PHE’s National General Practice Profiles updated
Over 150 indicators refreshed with the latest available data.
PHE’s National General Practice Profiles draw together a wide range of information to give an overview of the health needs and priorities for each GP practice in England.
The profiles have been refreshed with 2012 to 2013 data, including the latest Quality Outcomes Framework (QOF) data, which were released at the end of October.
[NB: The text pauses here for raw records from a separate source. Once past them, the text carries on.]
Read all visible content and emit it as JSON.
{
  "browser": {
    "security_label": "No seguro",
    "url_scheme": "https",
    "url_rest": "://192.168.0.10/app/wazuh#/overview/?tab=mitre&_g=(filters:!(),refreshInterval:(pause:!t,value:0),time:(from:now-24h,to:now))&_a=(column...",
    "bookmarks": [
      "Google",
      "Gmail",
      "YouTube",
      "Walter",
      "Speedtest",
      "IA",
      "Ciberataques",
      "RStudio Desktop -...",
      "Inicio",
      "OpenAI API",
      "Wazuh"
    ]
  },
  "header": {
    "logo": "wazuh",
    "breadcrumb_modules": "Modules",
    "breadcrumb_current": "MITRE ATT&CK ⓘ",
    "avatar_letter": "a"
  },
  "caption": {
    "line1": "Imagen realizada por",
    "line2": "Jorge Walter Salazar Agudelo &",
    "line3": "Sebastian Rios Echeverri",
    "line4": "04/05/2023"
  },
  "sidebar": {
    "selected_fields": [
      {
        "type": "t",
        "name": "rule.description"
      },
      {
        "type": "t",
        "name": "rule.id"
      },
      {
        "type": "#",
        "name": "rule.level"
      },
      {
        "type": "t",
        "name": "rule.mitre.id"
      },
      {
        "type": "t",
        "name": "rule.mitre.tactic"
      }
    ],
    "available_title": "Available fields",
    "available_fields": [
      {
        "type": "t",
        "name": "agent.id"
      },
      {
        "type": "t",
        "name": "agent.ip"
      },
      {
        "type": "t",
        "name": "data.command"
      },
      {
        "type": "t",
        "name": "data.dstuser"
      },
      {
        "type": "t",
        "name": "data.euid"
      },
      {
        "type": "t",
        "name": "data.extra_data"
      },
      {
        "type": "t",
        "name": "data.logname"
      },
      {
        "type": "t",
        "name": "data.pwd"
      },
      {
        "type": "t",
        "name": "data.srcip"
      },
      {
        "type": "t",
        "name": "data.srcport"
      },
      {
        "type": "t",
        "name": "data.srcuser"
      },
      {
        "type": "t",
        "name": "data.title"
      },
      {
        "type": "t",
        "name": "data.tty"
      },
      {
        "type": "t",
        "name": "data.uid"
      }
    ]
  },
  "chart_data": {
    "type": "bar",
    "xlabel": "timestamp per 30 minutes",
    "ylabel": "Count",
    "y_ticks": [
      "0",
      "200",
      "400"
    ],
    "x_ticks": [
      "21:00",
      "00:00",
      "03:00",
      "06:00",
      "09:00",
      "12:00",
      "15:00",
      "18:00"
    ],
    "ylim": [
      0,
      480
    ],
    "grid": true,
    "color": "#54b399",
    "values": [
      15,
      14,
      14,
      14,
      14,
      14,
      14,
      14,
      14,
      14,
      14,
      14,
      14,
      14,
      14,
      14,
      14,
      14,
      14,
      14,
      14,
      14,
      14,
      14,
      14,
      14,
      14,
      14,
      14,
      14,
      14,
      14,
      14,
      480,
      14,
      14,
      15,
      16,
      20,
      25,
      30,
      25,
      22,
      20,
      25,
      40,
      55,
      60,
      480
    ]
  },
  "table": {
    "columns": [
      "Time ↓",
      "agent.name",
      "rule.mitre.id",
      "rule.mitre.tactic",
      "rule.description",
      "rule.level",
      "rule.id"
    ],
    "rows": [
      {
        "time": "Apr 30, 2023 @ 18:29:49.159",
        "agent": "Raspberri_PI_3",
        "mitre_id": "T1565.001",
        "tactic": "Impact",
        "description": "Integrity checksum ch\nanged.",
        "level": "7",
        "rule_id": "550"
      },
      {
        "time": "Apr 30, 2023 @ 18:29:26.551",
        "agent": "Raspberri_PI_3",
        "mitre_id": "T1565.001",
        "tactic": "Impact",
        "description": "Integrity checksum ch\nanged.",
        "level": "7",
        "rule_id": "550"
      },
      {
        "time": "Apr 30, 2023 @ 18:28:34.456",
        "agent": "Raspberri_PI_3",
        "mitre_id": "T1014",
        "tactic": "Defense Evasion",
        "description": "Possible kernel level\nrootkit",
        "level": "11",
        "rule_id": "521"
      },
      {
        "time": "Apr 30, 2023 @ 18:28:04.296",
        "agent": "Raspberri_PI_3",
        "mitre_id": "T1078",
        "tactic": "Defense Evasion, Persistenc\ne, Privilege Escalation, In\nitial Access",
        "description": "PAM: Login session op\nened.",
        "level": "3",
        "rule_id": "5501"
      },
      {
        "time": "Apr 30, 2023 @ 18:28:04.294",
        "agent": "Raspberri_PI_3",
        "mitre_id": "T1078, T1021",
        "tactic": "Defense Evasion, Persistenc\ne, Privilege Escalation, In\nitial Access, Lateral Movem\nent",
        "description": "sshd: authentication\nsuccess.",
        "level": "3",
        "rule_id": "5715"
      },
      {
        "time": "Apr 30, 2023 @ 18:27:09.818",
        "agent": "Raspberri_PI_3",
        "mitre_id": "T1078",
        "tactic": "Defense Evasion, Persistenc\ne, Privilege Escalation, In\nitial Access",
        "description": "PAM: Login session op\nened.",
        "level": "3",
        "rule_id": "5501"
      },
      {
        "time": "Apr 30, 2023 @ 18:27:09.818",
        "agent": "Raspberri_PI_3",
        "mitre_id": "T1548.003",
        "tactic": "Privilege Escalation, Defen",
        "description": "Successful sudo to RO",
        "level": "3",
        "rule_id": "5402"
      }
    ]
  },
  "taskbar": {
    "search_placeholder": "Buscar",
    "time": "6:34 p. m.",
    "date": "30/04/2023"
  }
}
Other data sources include the GP Patient Survey and the Attribution Dataset of GP Registered Populations.
The profiles help clinical commissioning groups (CCGs) and local authorities set commissioning priorities and allow individual practices to compare themselves against others and CCGs.
In total, there are around 250 indicators in the profiles, covering more than 99% of practices in England.
The data can be viewed and used in a number of different ways:
- a summary page showing the population pyramid for a selected practice area and giving key information about numbers of people registered, overall QOF score, ethnicity and deprivation
- spine charts showing the difference in health between the practice area and the England average, including for a number of clinical domains such as cardiovascular disease, diabetes and respiratory disease
- new trend charts showing changes in each practice area over the four years since the profiles began
- new QOF indicators for osteoporosis and peripheral arterial disease
- new smoking prevalence indicators derived from the GP Patient Survey
- benchmarking against clinical commissioning group, deprivation decile and practice peer group
- scatter plots allowing the user to explore the relationship between different indicators
The National General Practice Profiles and supporting documentation are available from the Fingertips site
You can also access the profiles and over 100 other PHE data and analytical tools through PHE’s Data and knowledge gateway.
For queries, feedback or more information, please contact: EastKIT@phe.gov.uk
Published: 3 December 2013
From: Public Health England